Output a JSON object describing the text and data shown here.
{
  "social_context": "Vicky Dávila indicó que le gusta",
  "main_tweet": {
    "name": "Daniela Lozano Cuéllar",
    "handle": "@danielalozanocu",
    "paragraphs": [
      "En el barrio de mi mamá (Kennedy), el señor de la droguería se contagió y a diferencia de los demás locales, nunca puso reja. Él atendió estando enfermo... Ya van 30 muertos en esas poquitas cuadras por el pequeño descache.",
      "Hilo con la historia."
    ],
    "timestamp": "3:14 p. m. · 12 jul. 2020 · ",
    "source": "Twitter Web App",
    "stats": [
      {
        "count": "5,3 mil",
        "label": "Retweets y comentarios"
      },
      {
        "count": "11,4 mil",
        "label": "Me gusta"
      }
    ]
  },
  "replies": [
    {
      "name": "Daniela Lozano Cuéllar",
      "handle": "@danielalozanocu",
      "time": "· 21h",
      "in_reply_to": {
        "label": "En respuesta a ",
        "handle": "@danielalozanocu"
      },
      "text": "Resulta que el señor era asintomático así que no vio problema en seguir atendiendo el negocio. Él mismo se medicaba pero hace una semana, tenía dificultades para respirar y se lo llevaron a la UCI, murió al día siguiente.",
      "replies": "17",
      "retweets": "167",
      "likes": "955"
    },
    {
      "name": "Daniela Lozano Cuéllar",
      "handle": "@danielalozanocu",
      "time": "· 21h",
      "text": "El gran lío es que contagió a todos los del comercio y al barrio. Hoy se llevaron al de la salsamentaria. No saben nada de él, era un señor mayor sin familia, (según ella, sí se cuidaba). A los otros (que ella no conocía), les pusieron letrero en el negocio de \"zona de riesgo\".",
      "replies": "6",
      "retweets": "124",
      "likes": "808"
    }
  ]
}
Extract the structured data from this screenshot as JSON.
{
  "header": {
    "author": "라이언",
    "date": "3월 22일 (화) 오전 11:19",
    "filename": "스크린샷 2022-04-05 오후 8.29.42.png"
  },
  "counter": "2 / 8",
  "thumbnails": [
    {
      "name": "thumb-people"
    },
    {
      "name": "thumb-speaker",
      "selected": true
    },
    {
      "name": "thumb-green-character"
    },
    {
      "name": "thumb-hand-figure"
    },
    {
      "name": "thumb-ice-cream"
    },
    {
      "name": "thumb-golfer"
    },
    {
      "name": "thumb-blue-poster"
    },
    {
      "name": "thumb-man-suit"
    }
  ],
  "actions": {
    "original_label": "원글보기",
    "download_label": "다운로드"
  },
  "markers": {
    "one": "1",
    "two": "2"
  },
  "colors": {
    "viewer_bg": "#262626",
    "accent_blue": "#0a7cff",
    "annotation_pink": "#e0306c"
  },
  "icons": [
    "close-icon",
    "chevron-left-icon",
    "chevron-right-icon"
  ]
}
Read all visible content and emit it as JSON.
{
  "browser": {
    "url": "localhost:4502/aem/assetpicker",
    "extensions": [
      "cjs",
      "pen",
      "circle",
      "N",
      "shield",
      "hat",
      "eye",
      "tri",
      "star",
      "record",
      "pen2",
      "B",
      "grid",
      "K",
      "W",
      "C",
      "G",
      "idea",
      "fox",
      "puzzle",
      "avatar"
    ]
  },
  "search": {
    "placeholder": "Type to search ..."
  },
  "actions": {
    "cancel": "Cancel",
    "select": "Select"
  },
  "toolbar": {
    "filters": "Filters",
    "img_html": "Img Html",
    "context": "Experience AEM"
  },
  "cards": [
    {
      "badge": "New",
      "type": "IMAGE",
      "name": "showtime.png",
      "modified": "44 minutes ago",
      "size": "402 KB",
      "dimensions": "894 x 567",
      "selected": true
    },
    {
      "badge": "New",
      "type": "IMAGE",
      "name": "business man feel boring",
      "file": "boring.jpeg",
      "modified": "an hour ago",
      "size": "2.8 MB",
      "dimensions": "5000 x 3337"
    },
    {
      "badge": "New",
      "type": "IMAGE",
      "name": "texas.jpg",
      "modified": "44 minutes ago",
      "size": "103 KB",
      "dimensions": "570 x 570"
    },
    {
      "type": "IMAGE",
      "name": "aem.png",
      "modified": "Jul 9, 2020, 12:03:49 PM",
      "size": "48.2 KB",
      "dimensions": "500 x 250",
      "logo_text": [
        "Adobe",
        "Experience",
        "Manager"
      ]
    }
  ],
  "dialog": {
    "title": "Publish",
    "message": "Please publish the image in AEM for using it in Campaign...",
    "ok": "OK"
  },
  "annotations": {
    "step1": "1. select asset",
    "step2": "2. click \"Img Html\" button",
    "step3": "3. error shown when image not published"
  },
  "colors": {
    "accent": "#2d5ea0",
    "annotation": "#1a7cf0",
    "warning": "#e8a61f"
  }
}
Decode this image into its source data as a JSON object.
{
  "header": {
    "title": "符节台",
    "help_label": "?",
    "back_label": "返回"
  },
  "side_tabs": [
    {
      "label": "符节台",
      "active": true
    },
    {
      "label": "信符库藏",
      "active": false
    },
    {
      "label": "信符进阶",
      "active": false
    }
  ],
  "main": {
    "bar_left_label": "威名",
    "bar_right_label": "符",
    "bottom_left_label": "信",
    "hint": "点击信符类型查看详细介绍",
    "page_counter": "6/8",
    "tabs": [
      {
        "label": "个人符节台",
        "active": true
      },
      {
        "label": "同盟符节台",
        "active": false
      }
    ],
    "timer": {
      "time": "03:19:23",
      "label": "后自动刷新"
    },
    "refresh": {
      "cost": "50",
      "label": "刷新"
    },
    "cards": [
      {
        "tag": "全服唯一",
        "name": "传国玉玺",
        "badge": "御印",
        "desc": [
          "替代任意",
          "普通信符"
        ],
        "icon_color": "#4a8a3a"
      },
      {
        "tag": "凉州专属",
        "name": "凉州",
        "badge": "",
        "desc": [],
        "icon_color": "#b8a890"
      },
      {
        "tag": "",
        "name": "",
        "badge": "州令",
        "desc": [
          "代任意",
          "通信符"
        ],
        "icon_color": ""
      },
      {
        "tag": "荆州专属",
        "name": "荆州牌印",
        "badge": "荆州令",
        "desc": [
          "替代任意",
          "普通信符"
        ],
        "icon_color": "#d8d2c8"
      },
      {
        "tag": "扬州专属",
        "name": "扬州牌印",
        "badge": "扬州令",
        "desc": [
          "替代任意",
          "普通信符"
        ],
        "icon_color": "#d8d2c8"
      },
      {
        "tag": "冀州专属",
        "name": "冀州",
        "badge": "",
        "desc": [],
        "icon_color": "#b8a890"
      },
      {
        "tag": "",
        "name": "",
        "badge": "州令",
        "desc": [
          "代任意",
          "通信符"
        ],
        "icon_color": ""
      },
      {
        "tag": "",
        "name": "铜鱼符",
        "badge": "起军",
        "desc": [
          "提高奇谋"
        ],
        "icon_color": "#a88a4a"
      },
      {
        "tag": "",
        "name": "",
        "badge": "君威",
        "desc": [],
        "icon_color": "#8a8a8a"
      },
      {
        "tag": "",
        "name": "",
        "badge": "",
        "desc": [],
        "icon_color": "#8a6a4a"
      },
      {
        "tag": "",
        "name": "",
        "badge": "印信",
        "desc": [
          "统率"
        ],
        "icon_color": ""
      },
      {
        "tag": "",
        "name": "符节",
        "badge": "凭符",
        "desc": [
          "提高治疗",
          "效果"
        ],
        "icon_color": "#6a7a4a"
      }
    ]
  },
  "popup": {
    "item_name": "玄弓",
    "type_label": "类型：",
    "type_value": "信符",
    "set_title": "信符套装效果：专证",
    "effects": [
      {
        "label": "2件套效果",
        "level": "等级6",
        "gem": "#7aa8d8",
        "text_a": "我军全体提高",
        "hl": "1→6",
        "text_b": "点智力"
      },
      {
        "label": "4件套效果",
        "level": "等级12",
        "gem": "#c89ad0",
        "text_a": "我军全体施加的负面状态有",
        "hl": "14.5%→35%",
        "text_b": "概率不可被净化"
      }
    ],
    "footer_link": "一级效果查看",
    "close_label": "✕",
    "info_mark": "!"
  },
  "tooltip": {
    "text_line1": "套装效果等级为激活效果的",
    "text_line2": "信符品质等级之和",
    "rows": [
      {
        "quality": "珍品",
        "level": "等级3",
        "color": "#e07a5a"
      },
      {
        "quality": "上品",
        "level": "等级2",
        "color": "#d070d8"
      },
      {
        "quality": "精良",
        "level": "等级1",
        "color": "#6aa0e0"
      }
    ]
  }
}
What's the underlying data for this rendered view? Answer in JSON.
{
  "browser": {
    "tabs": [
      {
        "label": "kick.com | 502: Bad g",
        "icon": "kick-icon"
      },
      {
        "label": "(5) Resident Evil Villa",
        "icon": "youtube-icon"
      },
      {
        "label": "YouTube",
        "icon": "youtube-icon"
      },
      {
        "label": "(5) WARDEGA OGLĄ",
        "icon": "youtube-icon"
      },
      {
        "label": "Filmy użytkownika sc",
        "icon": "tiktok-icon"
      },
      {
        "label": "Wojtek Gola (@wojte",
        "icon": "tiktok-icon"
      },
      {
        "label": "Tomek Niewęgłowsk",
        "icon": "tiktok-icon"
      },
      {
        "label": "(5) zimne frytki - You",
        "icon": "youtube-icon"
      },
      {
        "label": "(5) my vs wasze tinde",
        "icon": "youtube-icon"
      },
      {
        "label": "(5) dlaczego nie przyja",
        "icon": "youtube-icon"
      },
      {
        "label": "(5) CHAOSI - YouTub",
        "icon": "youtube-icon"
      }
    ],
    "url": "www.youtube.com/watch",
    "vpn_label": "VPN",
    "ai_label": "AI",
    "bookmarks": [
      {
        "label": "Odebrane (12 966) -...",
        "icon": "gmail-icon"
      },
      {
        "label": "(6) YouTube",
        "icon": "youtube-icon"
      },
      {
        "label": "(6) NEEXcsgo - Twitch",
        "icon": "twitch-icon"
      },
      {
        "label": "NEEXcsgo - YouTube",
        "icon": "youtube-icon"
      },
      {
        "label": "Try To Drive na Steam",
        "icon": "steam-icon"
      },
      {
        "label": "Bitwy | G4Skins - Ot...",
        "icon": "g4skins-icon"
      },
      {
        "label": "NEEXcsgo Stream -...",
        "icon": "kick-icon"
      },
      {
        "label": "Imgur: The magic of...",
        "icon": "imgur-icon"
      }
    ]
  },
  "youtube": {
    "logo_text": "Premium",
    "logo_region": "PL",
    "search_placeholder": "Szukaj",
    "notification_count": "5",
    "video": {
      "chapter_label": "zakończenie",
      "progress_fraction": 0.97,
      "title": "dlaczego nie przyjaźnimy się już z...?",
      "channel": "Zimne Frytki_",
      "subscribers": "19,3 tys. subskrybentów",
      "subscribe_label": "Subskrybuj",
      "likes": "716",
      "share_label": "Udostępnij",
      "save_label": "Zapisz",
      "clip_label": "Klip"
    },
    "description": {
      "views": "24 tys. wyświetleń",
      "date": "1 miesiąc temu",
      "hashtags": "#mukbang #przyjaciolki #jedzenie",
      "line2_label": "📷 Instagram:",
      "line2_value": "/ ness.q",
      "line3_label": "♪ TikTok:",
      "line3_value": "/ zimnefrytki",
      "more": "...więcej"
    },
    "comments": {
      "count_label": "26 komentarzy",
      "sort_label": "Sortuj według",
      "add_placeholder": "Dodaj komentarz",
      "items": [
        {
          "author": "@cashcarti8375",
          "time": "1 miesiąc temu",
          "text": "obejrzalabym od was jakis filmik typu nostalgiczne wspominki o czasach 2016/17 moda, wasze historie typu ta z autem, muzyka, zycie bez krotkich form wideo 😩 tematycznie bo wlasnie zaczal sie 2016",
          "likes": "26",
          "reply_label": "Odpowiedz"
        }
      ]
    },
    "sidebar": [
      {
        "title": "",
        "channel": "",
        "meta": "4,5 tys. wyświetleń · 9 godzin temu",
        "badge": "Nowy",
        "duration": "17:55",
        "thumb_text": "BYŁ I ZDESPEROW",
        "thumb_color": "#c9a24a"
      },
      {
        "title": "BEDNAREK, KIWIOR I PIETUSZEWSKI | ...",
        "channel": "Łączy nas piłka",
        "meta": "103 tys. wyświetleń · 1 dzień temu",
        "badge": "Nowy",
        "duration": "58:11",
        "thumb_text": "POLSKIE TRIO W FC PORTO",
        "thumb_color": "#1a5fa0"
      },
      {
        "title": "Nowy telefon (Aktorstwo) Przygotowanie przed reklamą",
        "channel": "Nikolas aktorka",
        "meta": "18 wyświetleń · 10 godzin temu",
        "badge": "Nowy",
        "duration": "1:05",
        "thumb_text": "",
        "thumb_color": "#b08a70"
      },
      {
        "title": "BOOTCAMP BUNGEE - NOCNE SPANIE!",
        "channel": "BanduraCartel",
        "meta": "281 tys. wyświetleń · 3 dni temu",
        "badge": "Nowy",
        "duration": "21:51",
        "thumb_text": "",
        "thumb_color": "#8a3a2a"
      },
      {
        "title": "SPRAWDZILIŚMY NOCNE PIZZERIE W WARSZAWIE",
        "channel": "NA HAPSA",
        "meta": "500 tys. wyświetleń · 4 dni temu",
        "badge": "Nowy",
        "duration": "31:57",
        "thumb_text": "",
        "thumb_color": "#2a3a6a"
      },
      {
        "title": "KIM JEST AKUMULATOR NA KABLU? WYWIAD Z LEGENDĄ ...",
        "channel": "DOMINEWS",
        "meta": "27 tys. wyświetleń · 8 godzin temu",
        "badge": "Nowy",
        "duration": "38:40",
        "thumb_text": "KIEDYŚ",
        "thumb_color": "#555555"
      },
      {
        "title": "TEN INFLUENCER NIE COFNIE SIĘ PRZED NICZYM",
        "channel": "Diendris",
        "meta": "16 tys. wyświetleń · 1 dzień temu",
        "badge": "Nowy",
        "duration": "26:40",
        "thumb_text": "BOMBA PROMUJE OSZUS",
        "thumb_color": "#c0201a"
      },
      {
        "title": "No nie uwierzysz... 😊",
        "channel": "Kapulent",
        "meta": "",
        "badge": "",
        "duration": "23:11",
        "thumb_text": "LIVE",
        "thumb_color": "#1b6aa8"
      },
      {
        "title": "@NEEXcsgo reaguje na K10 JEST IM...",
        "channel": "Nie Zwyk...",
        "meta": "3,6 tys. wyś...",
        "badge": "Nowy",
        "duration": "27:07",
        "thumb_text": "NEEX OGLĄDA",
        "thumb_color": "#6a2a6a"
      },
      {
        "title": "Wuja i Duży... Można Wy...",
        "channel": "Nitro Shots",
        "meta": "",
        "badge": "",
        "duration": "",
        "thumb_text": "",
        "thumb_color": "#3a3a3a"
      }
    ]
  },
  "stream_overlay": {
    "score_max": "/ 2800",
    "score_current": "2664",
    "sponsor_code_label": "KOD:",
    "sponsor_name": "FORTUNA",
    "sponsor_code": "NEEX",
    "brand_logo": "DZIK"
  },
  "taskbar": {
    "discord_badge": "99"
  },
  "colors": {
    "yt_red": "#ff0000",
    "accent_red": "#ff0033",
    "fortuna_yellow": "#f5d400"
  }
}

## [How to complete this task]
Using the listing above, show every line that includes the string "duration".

## [Exercise output]
        "duration": "17:55",
        "duration": "58:11",
        "duration": "1:05",
        "duration": "21:51",
        "duration": "31:57",
        "duration": "38:40",
        "duration": "26:40",
        "duration": "23:11",
        "duration": "27:07",
        "duration": "",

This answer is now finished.